A great deal of extra heavy work was thrown upon the shoulders of Major Benn, who acted in no less than three official capacities--Consul, Postmaster, and Banker--as well as, unofficially, as architect, house-builder, and general reference officer. It is very satisfactory to learn that this autumn (1902) an assistant is to be sent out to him from India, for the work seemed indeed too heavy for one man. Day and night's incessant work would in time have certainly told on even the cheerful disposition and abnormally wiry constitution of Major Benn, who, besides being a most loyal and careful official, takes a great deal of personal pride in fighting hard to win the severe race which will result in our eventually acquiring or losing Sistan and Eastern Persia commercially. Major Benn is most decidedly very far ahead in the race at present, and owing to him British prestige happens to be at its zenith, but greater support will be needed in the future if this advantageous race is to be continued up to the winning post.

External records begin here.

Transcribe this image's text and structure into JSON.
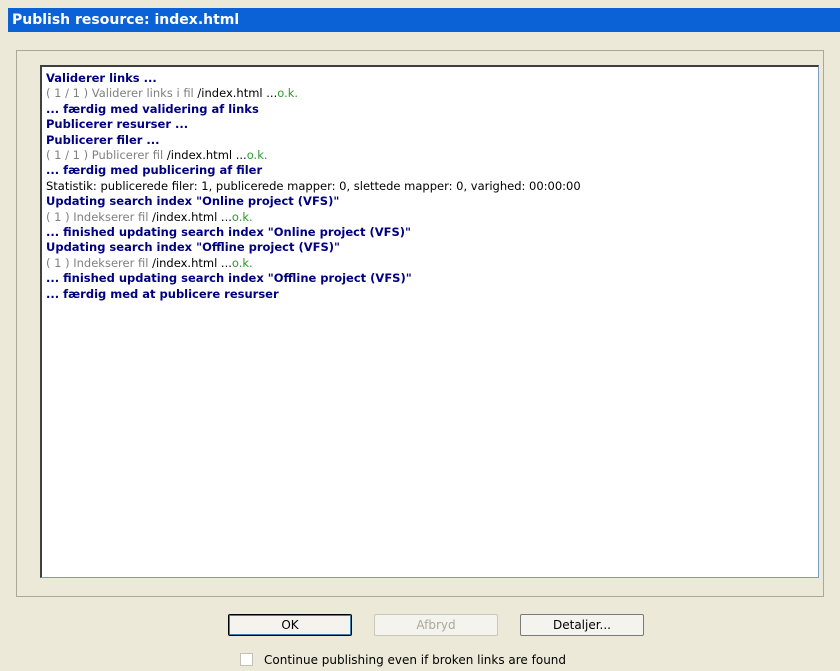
{
  "window": {
    "title": "Publish resource: index.html"
  },
  "log": [
    {
      "parts": [
        {
          "text": "Validerer links ...",
          "style": "h"
        }
      ]
    },
    {
      "parts": [
        {
          "text": "( 1 / 1 ) Validerer links i fil ",
          "style": "g"
        },
        {
          "text": "/index.html ...",
          "style": "k"
        },
        {
          "text": "o.k.",
          "style": "ok"
        }
      ]
    },
    {
      "parts": [
        {
          "text": "... færdig med validering af links",
          "style": "h"
        }
      ]
    },
    {
      "parts": [
        {
          "text": "Publicerer resurser ...",
          "style": "h"
        }
      ]
    },
    {
      "parts": [
        {
          "text": "Publicerer filer ...",
          "style": "h"
        }
      ]
    },
    {
      "parts": [
        {
          "text": "( 1 / 1 ) Publicerer fil ",
          "style": "g"
        },
        {
          "text": "/index.html ...",
          "style": "k"
        },
        {
          "text": "o.k.",
          "style": "ok"
        }
      ]
    },
    {
      "parts": [
        {
          "text": "... færdig med publicering af filer",
          "style": "h"
        }
      ]
    },
    {
      "parts": [
        {
          "text": "Statistik: publicerede filer: 1, publicerede mapper: 0, slettede mapper: 0, varighed: 00:00:00",
          "style": "k"
        }
      ]
    },
    {
      "parts": [
        {
          "text": "Updating search index \"Online project (VFS)\"",
          "style": "h"
        }
      ]
    },
    {
      "parts": [
        {
          "text": "( 1 ) Indekserer fil ",
          "style": "g"
        },
        {
          "text": "/index.html ...",
          "style": "k"
        },
        {
          "text": "o.k.",
          "style": "ok"
        }
      ]
    },
    {
      "parts": [
        {
          "text": "... finished updating search index \"Online project (VFS)\"",
          "style": "h"
        }
      ]
    },
    {
      "parts": [
        {
          "text": "Updating search index \"Offline project (VFS)\"",
          "style": "h"
        }
      ]
    },
    {
      "parts": [
        {
          "text": "( 1 ) Indekserer fil ",
          "style": "g"
        },
        {
          "text": "/index.html ...",
          "style": "k"
        },
        {
          "text": "o.k.",
          "style": "ok"
        }
      ]
    },
    {
      "parts": [
        {
          "text": "... finished updating search index \"Offline project (VFS)\"",
          "style": "h"
        }
      ]
    },
    {
      "parts": [
        {
          "text": "... færdig med at publicere resurser",
          "style": "h"
        }
      ]
    }
  ],
  "buttons": {
    "ok": "OK",
    "cancel": "Afbryd",
    "details": "Detaljer..."
  },
  "checkbox": {
    "label": "Continue publishing even if broken links are found",
    "checked": false
  },
  "colors": {
    "title_bar": "#0b62d6",
    "heading_text": "#000080",
    "ok_text": "#2e9a2e",
    "muted_text": "#808080"
  }
}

Were a Vice-Consulate established at Birjand, as I have said before, the Sistan Consular work would be relieved of much unnecessary strain, the distance from Birjand to Sistan being too great under present conditions to allow the Consul to visit the place even yearly. The medical British Agent whom we have there at present is excellent, but the powers at his disposal are small, and a Consulate with an English officer in charge would most decidedly enhance British prestige in that important city, as well as being a useful connecting link between Sistan and Meshed, a distance of close upon 500 miles.

It was a most excellent step to select for the Consular work in Eastern and Southern Persia men from the Military Political Service, instead of the usual Foreign Office men, who are probably better adapted for countries already developed. The Political Service is a most perfect body of gentlemanly, sensible, active-minded, well-educated men of versatile talents, the pick of the healthiest and cleverest Englishmen in our Indian Service. They cannot help doing good wherever they are sent. Captain Trench, Major Benn, Major Phillott, Captain White, have all answered perfectly, and have all done and are doing excellent work.

What is most needed at present in Sistan is a telegraph line to Nushki. Should everybody in the Sistan Consulate be murdered, it would be the best part of a fortnight or three weeks before the news could reach India at the present rate of post going. If assistance were needed it could not reach Sistan from Quetta in less than a couple of months, by which time, I think, it would be of little use to those in danger. And the danger, mind you, does exist. It seems rather hard that we should leave men who work, and work hard and well, for their country absolutely at the mercy of destiny.

The next most important point would be to join Sistan, or at least Robat, on the Perso-Beluch frontier, with the long-talked-of railway to Quetta, but of this we shall have occasion to speak later. So far the line has been sanctioned to Nushki, but that point, it must be remembered, is still 500 miles distant from Sistan, a considerable distance across, what is for practical purposes, desert country.

The third point--the easiest of all, which would involve little expense, but would have a most salutary effect--would be to maintain a small garrison at the Perso-Beluch-Afghan frontier post of Robat. This, to my mind, would at the present moment strengthen the hands of our officials in Persia to a most extraordinary extent.

Something tangible, which the natives themselves could see and talk about, together with the knowledge that a smart body of soldiers could soon be on the spot if required, would not only assure the so far doubtful safety of the few but precious English lives in those parts, but would add enormously to our prestige and make us not only revered but feared.